Home care assistants can be divided into two broad branches: personal care aides and home health aides. Personal care aides tend to tasks such as bathing, dressing, grooming, cooking and light housekeeping. Additional responsibilities include organizing a client's schedule, grocery shopping, helping a client enjoy recreational opportunities, and providing valuable companionship for someone who may live alone and have no formal caregiver.
Home health aides share all of these important aforementioned duties and, additionally, take care of basic health needs, including:
- Taking vital signs
- Giving medications
- Performing dressing changes as needed
Although “home” is in this occupation’s title, people who work as home care assistants may work in other environments such as residential group homes, retirement homes, community centers, or nursing care facilities. These caregivers may with one client, a few clients, or several groups. The length of a work assignment may last one day, several days, weeks, months or even years. Working different shifts including weekends, nights and holidays is often a requirement for this type of work.

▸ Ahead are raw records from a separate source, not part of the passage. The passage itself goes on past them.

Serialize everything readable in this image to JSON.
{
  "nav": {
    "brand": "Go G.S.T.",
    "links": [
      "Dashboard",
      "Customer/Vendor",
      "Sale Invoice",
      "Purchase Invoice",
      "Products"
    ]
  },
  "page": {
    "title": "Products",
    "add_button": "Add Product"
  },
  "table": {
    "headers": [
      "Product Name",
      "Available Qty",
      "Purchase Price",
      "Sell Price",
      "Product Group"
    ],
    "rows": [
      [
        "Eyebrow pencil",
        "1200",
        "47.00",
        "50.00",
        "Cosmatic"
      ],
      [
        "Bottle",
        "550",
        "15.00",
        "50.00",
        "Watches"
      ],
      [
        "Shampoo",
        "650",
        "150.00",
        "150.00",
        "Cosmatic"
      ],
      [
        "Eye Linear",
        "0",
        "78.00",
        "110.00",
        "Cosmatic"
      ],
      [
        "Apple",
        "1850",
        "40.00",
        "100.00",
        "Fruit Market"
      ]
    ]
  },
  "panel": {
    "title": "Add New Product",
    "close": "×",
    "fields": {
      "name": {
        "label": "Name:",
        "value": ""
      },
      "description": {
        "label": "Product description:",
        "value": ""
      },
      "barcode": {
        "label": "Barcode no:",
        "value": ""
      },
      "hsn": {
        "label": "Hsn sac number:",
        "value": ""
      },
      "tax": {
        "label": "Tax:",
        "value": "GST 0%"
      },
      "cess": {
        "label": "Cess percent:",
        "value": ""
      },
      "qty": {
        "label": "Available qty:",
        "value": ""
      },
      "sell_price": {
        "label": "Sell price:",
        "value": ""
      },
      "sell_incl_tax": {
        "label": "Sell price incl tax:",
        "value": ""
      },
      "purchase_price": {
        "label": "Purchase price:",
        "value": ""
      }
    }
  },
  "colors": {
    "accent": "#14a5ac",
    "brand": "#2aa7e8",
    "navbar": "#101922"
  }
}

Most people who work as home care assistants have a high school diploma/GED, although no formal education is required in some states to begin a job. Other states require some formal classes as a prerequisite for working. These classes may be taken at community colleges, vocational/technical schools, or at private health training academies.
Because the nature of the job differs from client to client, home care assistants receive the bulk of training at work. Under the supervision of another home care assistant, a certified home health aide or a nurse, the aspiring caregivers learn to perform specific tasks and acquire skills necessary for each client’s needs. Some employers also offer training classes in topics such as cardiopulmonary resuscitation, and may also require that students pass a competency test before beginning work.

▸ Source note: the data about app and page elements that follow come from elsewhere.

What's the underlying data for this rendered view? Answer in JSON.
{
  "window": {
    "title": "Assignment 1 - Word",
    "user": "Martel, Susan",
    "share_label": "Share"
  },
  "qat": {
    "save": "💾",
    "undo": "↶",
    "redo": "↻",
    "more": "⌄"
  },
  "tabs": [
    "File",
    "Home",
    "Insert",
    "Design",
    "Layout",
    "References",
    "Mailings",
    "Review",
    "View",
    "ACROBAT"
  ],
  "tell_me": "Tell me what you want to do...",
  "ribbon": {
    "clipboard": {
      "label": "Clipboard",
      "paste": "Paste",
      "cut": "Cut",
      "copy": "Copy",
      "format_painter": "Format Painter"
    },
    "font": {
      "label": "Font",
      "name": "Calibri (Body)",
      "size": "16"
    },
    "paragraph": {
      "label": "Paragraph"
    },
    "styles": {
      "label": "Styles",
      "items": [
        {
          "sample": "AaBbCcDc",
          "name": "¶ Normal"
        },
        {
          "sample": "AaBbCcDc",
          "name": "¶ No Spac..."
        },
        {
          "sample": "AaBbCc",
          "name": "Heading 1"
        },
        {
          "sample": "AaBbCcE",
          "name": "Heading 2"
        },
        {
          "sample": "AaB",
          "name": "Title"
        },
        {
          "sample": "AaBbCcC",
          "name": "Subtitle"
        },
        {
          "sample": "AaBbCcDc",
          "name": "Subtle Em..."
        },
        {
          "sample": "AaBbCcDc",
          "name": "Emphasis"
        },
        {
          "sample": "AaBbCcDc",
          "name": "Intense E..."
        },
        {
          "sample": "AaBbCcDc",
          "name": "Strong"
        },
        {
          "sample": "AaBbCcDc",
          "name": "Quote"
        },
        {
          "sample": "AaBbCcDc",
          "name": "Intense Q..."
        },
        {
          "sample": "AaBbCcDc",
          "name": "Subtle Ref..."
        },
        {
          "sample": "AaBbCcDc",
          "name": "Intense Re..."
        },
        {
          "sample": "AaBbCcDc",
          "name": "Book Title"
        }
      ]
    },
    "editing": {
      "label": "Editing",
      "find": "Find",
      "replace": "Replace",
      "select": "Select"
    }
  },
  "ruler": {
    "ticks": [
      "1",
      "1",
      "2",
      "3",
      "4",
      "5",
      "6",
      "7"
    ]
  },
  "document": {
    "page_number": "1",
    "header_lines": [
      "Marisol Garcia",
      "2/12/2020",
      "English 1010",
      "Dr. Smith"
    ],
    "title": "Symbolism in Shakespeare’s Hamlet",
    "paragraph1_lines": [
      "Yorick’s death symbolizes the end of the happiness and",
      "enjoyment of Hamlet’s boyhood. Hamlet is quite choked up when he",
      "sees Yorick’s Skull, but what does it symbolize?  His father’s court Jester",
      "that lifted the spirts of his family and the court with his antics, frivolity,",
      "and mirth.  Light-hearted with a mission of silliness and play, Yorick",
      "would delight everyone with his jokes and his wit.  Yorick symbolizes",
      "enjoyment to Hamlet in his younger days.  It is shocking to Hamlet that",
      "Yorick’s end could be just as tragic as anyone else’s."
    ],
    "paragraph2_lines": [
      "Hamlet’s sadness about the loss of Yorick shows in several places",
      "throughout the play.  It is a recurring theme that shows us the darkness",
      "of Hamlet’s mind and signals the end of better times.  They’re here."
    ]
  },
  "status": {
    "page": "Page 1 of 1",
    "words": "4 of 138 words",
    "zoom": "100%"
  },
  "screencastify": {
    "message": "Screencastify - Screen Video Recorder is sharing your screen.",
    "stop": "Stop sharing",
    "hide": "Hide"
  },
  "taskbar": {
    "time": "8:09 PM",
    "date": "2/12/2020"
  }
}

Licensing and/or Certification
Home care assistants do not need licenses. Certification, however, may be necessary for home health aides to secure a good job. Along with an exam, the certification process comprises approximately 75 hours of additional training. Employers often rely on the National Association for Home Care and Hospice for the certification process. Certification is not required for personal care aides.

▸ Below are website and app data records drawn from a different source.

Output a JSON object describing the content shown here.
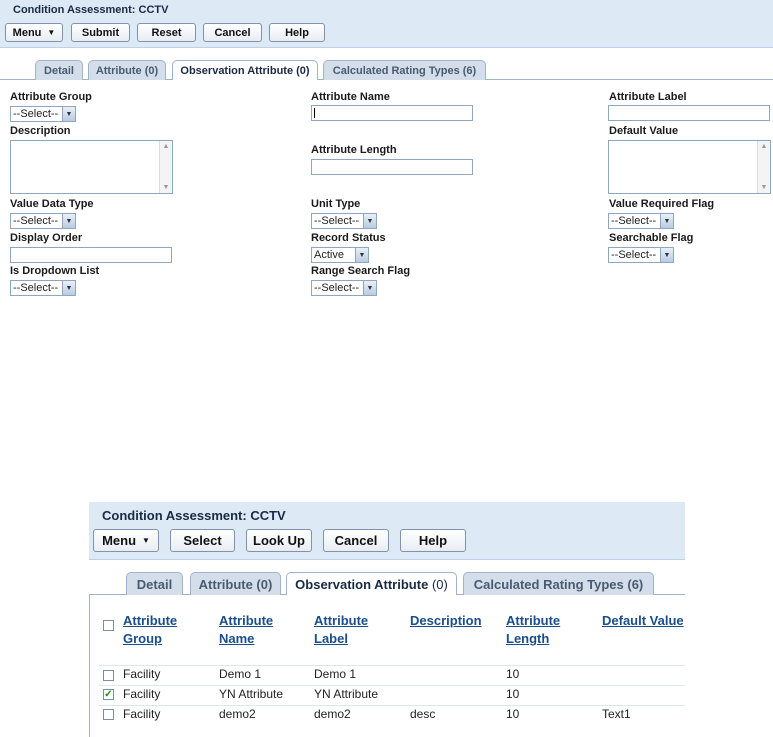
{
  "form": {
    "title": "Condition Assessment: CCTV",
    "buttons": {
      "menu": "Menu",
      "submit": "Submit",
      "reset": "Reset",
      "cancel": "Cancel",
      "help": "Help"
    },
    "tabs": {
      "detail": "Detail",
      "attribute": "Attribute (0)",
      "observation": "Observation Attribute (0)",
      "calculated": "Calculated Rating Types (6)"
    },
    "labels": {
      "attribute_group": "Attribute Group",
      "attribute_name": "Attribute Name",
      "attribute_label": "Attribute Label",
      "description": "Description",
      "default_value": "Default Value",
      "attribute_length": "Attribute Length",
      "value_data_type": "Value Data Type",
      "unit_type": "Unit Type",
      "value_required_flag": "Value Required Flag",
      "display_order": "Display Order",
      "record_status": "Record Status",
      "searchable_flag": "Searchable Flag",
      "is_dropdown_list": "Is Dropdown List",
      "range_search_flag": "Range Search Flag"
    },
    "values": {
      "attribute_group": "--Select--",
      "value_data_type": "--Select--",
      "unit_type": "--Select--",
      "value_required_flag": "--Select--",
      "record_status": "Active",
      "searchable_flag": "--Select--",
      "is_dropdown_list": "--Select--",
      "range_search_flag": "--Select--"
    }
  },
  "list": {
    "title": "Condition Assessment: CCTV",
    "buttons": {
      "menu": "Menu",
      "select": "Select",
      "lookup": "Look Up",
      "cancel": "Cancel",
      "help": "Help"
    },
    "tabs": {
      "detail": "Detail",
      "attribute": "Attribute (0)",
      "observation_label": "Observation Attribute",
      "observation_count": "(0)",
      "calculated": "Calculated Rating Types (6)"
    },
    "columns": {
      "group_1": "Attribute",
      "group_2": "Group",
      "name_1": "Attribute",
      "name_2": "Name",
      "label_1": "Attribute",
      "label_2": "Label",
      "description": "Description",
      "length_1": "Attribute",
      "length_2": "Length",
      "default_value": "Default Value"
    },
    "rows": [
      {
        "checked": false,
        "group": "Facility",
        "name": "Demo 1",
        "label": "Demo 1",
        "description": "",
        "length": "10",
        "default": ""
      },
      {
        "checked": true,
        "group": "Facility",
        "name": "YN Attribute",
        "label": "YN Attribute",
        "description": "",
        "length": "10",
        "default": ""
      },
      {
        "checked": false,
        "group": "Facility",
        "name": "demo2",
        "label": "demo2",
        "description": "desc",
        "length": "10",
        "default": "Text1"
      }
    ]
  },
  "icons": {
    "menu_caret": "caret-down-icon",
    "select_arrow": "chevron-down-icon",
    "checkmark": "check-icon"
  },
  "colors": {
    "header_band": "#dde9f5",
    "link_blue": "#1a4d8a",
    "tab_inactive": "#d3deea"
  }
}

Necessary Skills and Qualities
The Bureau of Labor Statistics reports that job-specific injuries are common among home care assistants because of the strenuous nature of the work. Taking care of a disabled person requires the caregiver to have good health and physical strength. Employers seek home care assistants who possess dependability, patience, good organizational skills and an ability to communicate well with all types of people.
Opportunities for Advancement
Personal care aides may choose to receive health training and become home health aides. Home health aides have opportunities to advance to other health careers such as medical assisting or nursing, both of which necessitate additional education and training. Home care assistants with many skills and experience may enjoy the opportunity to teach or supervise new home care assistants or students.
If you would like to gain the necessary education to become a home care assistant, we highly recommend that you check out our free School Finder Tool located HERE.
According to the U.S. Department of Labor, the median yearly wage in 2012 was $19,910 for personal care aides and $20,820 for home health aides, but salaries ranged from $16,330 to $29,250. Salaries and benefits vary according to the employer as well as geographic region where the assistant works. Facilities tend to pay more than home care agencies. As of May 2013, the Bureau of Labor Statistics stated that the median salary of home health aides had increased to $21,020.
Job opportunities for home care assistants will be numerous from now well into the future; based on its statistic, the U.S. Bureau of Labor Statistics anticipates a 48% employment increase for home health aides and a 49% increase in jobs for personal care aides between 2012 and 2022. This job growth is due mostly to two factors: more elderly people needing care, and the high turnover rate of home care assistants. The Direct Care Alliance affirms that insufficient wages contribute to the high turnover.